Is the Missouri River longer than the Mississippi River?
Yes, the Missouri River is the longest river in the United States. It is longer than the Mississippi River by about 100 miles.
What is the Missouri River known for?
Aside from being America’s longest river, the Missouri River is sometimes called the Center of Life for the Great Plains. Throughout history, the river has supported exploration, food, trade, and transportation for millions of people in the area.
Today, the Missouri River is a tourism staple providing the ultimate destination for boating, relaxing, and getting in touch with the great outdoors.
How deep is the Missouri River?
The depth of the Missouri River varies from point to point. The shallowest parts tend to range between 10 and 20 feet deep. However, the river’s deepest point, near New Orleans, is up to 200 feet deep (Journeyz).
How long is the Missouri River?
The Missouri River extends for 2,341 miles (3,767 kilometers), making it the longest river in the United States.
How wide is the Missouri River?
The width of the Missouri River also fluctuates in several places along its 2,431-mile length. In most places, it is 700 feet (213 meters) wide.
The Missouri River has decreased in width by about half since it was channelized.
Where does the Missouri River start?
The Missouri River starts in Missouri Headwaters State Park, near Three Forks, Montana, where the Jefferson, Madison, and Gallatin Rivers meet. This location is at an elevation of around 4,000 feet (1,200 meters) above sea level in the Rocky Mountains.
The three rivers that form the headwaters for the Missouri River begin near Bowers Spring, southwest Montana, and Yellowstone National Park, in Wyoming.
Where does the Missouri River end?
The Missouri River ends just north of St. Louis, Missouri, where it converges with the Mississippi River. Before reaching this point, it crosses several states, including South Dakota, North Dakota, Nebraska, Iowa, Colorado, and Kansas.
Which way does the Missouri River flow?
The Missouri River flows east and south from the Rocky Mountains of western Montana to the Mississippi River, north of St. Louis, Missouri.
The Missouri River has been central to life in the Great Plains for thousands of years. Today, it continues to play a vital role in the natural ecosystem while also supporting the lives of millions of people and providing unrivaled recreation.
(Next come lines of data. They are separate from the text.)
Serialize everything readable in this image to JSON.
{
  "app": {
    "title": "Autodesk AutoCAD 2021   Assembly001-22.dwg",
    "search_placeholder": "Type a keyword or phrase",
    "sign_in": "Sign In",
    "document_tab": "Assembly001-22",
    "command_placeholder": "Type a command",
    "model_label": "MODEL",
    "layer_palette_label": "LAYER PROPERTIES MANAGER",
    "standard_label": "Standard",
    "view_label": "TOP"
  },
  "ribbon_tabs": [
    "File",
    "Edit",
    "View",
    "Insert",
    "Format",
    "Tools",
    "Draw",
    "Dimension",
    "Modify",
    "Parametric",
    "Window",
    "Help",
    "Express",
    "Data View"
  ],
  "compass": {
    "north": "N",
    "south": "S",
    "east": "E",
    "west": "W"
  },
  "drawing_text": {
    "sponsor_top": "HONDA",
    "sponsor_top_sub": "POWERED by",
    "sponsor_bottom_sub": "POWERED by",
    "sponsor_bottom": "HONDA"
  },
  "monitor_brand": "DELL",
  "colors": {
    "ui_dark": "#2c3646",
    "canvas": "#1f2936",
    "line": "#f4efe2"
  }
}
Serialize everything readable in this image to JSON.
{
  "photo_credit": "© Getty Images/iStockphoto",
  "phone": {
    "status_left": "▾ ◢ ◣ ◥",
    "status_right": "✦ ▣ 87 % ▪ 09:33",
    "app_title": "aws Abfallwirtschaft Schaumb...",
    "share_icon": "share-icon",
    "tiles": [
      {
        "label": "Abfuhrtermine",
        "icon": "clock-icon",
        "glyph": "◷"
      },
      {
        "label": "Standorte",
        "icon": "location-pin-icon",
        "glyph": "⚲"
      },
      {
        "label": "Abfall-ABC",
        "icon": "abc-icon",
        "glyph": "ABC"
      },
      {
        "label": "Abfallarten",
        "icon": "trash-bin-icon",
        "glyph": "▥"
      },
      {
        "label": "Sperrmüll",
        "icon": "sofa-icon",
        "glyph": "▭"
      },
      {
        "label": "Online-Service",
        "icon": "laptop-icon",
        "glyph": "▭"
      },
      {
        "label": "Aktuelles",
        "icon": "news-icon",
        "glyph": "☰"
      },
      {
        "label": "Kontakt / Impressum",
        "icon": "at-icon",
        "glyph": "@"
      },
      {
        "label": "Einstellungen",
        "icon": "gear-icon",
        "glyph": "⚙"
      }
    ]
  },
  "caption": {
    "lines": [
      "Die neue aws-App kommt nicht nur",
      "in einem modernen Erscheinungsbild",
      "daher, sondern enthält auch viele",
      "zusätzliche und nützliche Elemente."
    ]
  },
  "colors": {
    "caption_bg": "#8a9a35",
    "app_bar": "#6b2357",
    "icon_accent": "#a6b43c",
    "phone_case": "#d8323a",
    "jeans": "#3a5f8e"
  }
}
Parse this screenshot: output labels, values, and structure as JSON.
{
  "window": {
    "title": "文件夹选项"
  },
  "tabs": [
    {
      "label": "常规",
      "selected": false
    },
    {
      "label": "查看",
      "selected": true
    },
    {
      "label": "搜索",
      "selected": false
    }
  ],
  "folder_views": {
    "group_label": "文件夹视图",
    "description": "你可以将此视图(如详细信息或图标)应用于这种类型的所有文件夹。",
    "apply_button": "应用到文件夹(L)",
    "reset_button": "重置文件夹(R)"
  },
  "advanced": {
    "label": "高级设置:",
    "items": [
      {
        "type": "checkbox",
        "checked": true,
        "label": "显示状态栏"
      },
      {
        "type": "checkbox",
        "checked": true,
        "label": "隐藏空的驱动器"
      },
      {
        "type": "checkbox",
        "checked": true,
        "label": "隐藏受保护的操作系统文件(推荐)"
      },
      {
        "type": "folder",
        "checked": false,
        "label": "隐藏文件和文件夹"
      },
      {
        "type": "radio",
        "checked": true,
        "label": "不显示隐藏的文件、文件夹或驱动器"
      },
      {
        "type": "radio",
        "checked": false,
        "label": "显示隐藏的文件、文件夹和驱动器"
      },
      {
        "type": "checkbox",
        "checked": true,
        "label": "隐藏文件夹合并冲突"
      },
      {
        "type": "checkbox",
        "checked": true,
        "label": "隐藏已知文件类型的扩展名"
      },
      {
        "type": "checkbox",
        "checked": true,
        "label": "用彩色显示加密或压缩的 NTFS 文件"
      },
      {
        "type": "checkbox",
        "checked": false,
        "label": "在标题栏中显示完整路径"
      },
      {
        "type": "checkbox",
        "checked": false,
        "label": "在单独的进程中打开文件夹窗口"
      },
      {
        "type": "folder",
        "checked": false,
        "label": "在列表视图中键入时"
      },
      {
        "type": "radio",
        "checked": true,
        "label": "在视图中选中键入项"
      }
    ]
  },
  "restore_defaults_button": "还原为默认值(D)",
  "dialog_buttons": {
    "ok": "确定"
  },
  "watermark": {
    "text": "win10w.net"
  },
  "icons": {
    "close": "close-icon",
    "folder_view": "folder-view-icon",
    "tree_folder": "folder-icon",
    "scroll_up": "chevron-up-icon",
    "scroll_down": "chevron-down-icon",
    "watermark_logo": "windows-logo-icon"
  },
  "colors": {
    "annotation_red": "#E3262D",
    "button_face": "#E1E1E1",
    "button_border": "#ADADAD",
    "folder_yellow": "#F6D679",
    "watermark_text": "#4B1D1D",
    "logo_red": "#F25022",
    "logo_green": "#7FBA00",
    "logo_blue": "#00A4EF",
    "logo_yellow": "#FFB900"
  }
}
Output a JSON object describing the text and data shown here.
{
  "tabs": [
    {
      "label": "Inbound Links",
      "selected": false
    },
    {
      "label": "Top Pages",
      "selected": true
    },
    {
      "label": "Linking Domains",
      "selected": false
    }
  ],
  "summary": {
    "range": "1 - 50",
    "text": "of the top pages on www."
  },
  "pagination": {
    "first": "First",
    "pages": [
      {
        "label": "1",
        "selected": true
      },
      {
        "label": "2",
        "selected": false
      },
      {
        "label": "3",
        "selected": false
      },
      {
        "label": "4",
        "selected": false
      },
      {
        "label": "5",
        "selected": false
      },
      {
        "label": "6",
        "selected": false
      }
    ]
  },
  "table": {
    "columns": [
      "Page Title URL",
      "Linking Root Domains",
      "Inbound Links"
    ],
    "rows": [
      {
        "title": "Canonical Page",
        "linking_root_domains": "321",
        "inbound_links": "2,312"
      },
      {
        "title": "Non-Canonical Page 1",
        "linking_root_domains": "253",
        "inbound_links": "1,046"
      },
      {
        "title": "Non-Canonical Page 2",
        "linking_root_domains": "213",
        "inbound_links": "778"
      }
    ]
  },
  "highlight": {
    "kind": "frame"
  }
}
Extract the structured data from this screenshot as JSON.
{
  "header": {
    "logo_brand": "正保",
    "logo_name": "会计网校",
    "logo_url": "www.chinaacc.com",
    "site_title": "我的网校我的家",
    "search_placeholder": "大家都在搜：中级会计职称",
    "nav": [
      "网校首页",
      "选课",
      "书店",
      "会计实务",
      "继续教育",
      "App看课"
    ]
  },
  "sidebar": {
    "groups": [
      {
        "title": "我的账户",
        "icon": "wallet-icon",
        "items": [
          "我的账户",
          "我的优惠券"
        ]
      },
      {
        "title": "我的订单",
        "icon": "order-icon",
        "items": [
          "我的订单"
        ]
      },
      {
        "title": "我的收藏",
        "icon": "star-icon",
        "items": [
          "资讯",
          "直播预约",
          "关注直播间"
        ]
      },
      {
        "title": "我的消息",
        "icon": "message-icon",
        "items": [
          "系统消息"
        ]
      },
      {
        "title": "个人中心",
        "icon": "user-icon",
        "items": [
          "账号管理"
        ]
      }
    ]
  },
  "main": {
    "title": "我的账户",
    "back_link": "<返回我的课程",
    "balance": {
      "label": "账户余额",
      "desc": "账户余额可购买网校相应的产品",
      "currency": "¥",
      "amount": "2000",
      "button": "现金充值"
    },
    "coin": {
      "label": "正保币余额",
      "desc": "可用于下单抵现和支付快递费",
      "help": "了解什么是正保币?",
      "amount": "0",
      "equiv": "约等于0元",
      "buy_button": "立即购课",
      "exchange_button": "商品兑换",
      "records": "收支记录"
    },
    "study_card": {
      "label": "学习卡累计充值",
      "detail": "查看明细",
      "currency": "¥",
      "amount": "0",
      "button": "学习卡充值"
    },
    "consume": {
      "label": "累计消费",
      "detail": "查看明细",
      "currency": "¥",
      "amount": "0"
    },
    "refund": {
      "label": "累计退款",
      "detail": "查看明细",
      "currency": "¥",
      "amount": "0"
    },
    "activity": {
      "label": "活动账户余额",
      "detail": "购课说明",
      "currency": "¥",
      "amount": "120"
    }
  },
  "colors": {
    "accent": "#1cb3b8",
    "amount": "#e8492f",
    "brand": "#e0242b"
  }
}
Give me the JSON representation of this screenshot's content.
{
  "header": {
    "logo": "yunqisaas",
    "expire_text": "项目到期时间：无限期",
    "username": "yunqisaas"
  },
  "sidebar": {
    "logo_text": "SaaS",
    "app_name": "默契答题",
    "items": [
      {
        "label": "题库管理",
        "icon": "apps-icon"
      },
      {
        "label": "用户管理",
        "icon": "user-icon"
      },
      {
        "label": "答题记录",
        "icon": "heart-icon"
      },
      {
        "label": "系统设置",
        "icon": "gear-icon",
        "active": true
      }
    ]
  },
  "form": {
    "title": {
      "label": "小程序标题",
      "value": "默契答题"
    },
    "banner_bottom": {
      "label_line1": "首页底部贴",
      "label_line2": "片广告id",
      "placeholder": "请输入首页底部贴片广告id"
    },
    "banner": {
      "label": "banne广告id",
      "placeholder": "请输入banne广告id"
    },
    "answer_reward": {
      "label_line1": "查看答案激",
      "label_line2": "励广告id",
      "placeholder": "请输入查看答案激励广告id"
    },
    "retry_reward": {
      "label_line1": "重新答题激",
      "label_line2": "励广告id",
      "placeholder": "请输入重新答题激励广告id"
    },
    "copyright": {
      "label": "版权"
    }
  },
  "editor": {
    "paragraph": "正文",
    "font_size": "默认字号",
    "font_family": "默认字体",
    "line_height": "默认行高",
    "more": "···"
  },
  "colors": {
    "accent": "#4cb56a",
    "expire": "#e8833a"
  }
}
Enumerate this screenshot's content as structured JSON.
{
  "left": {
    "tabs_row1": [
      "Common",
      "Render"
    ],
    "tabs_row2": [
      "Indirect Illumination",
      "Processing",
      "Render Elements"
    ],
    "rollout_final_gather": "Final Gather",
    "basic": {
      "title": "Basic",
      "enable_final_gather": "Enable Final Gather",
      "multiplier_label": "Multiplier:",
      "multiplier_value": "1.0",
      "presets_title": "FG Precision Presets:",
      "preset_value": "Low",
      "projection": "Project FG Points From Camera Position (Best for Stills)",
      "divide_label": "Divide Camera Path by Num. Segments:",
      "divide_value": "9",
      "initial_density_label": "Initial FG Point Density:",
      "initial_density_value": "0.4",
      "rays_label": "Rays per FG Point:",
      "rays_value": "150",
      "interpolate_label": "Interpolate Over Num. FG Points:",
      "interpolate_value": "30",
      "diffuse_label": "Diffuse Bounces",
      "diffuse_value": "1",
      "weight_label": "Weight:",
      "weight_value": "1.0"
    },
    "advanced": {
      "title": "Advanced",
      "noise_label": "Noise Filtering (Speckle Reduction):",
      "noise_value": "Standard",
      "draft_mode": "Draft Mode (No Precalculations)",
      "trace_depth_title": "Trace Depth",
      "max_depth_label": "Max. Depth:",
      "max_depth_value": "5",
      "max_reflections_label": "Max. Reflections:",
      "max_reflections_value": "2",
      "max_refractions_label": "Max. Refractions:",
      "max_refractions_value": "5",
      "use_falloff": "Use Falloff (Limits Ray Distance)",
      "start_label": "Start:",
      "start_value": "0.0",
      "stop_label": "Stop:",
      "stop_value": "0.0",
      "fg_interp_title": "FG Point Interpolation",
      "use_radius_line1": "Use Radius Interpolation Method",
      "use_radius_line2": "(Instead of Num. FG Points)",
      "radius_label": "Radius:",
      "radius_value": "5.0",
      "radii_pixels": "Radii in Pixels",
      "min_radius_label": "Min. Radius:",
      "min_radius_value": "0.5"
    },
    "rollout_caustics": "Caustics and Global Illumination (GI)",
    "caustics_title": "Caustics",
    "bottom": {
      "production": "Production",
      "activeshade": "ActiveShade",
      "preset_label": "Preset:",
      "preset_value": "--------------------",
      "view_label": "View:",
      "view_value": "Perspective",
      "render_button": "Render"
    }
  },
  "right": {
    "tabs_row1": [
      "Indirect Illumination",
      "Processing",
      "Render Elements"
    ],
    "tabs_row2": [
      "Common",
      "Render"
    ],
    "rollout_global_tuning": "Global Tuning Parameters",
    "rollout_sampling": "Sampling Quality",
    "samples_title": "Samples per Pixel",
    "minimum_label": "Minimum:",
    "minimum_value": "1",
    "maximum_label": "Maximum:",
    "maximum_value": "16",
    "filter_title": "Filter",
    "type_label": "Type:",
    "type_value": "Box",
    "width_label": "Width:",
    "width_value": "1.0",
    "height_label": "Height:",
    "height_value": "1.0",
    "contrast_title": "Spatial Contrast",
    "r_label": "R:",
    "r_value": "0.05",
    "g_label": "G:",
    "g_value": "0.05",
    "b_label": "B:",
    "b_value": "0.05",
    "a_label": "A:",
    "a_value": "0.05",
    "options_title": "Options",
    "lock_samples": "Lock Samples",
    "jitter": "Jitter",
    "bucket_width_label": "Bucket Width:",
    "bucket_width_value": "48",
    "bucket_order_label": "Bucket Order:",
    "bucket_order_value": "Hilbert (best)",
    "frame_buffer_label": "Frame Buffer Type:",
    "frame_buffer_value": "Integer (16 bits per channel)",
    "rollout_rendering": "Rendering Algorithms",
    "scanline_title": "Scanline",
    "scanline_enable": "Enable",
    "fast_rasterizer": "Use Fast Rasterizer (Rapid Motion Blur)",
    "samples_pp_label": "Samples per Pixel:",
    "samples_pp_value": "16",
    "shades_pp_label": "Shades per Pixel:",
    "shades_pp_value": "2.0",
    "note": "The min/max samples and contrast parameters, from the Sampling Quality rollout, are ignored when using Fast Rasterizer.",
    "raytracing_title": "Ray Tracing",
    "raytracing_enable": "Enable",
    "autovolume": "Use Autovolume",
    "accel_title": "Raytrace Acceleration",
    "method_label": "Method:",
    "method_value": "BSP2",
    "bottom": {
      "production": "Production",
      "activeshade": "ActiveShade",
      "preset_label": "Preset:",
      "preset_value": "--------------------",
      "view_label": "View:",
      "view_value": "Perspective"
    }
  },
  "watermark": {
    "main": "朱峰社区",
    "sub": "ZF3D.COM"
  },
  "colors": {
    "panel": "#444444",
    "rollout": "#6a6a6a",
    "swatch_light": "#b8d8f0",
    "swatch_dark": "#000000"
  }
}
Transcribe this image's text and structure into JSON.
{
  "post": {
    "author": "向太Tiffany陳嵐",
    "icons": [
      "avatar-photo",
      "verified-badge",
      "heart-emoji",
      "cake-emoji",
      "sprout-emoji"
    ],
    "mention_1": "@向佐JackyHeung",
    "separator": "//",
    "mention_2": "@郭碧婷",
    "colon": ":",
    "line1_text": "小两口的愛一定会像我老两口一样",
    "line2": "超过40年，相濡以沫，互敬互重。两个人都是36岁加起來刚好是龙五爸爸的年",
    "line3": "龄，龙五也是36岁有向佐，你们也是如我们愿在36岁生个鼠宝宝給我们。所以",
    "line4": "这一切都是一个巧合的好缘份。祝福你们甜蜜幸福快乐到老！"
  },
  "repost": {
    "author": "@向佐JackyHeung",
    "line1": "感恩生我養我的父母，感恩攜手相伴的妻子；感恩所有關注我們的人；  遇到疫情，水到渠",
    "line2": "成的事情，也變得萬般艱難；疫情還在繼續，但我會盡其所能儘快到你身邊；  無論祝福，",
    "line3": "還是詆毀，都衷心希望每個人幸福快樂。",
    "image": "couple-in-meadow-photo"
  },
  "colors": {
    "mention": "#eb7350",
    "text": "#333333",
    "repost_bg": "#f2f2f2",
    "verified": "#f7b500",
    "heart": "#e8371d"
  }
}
Have you ever visited the Missouri River? Let us know in the comments below!